RMON (Remote Network Monitoring) provides standard information that a network administrator can use to monitor, analyze, and troubleshoot a group of distributed local area networks (LANs) and interconnecting T-1/E-1 and T-2/E-3 lines from a central site. RMON specifically defines the information that any network monitoring system will be able to provide. It's specified as part of the Management Information Base (MIB) in Request for Comments 1757 as an extension of the Simple Network Management Protocol (SNMP). The latest level is RMON Version 2 (sometimes referred to as "RMON 2" or "RMON2").
RMON can be supported by hardware monitoring devices (known as "probes") or through software or some combination. For example, Cisco's line of LAN switches includes software in each switch that can trap information as traffic flows through and record it in its MIB. A software agent can gather the information for presentation to the network administrator with a graphical user interface. A number of vendors provide products with various kinds of RMON support.
RMON collects nine kinds of information, including packets sent, bytes sent, packets dropped, statistics by host, by conversations between two sets of addresses, and certain kinds of events that have occurred.
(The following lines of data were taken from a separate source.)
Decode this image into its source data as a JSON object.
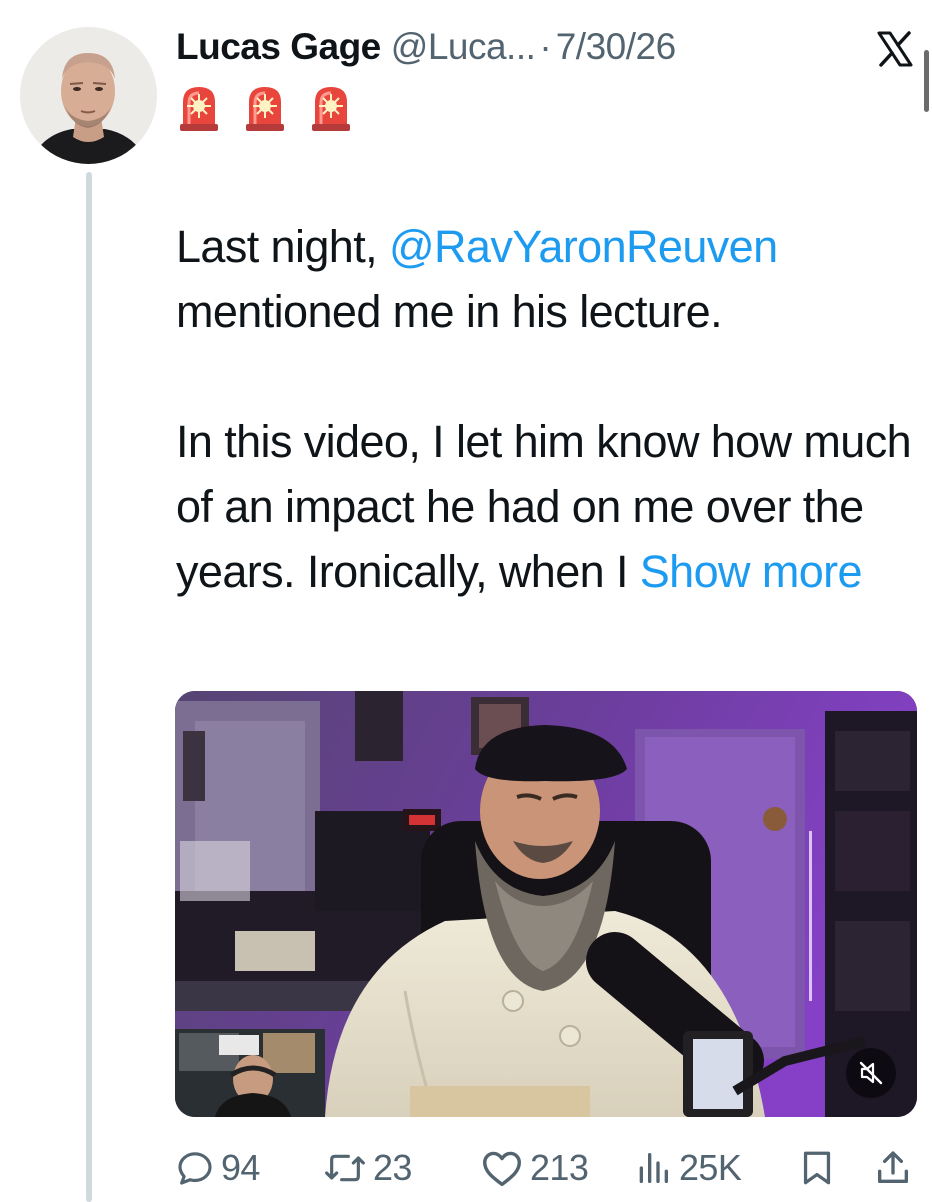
{
  "post": {
    "author_name": "Lucas Gage",
    "handle": "@Luca...",
    "separator": "·",
    "date": "7/30/26",
    "emoji": [
      "siren",
      "siren",
      "siren"
    ],
    "text": {
      "line1_prefix": "Last night, ",
      "mention": "@RavYaronReuven",
      "line1_suffix": " mentioned me in his lecture.",
      "para2": "In this video, I let him know how much of an impact he had on me over the years. Ironically, when I ",
      "show_more": "Show more"
    }
  },
  "video": {
    "muted": true,
    "mute_icon": "speaker-muted-icon"
  },
  "metrics": {
    "replies": "94",
    "reposts": "23",
    "likes": "213",
    "views": "25K"
  },
  "colors": {
    "link": "#1d9bf0",
    "secondary_text": "#536471",
    "thread_line": "#cfd9de"
  }
}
A network administrator can find out how much bandwidth or traffic each user is imposing on the network and what Web sites are being accessed. Alarms can be set in order to be aware of impending problems.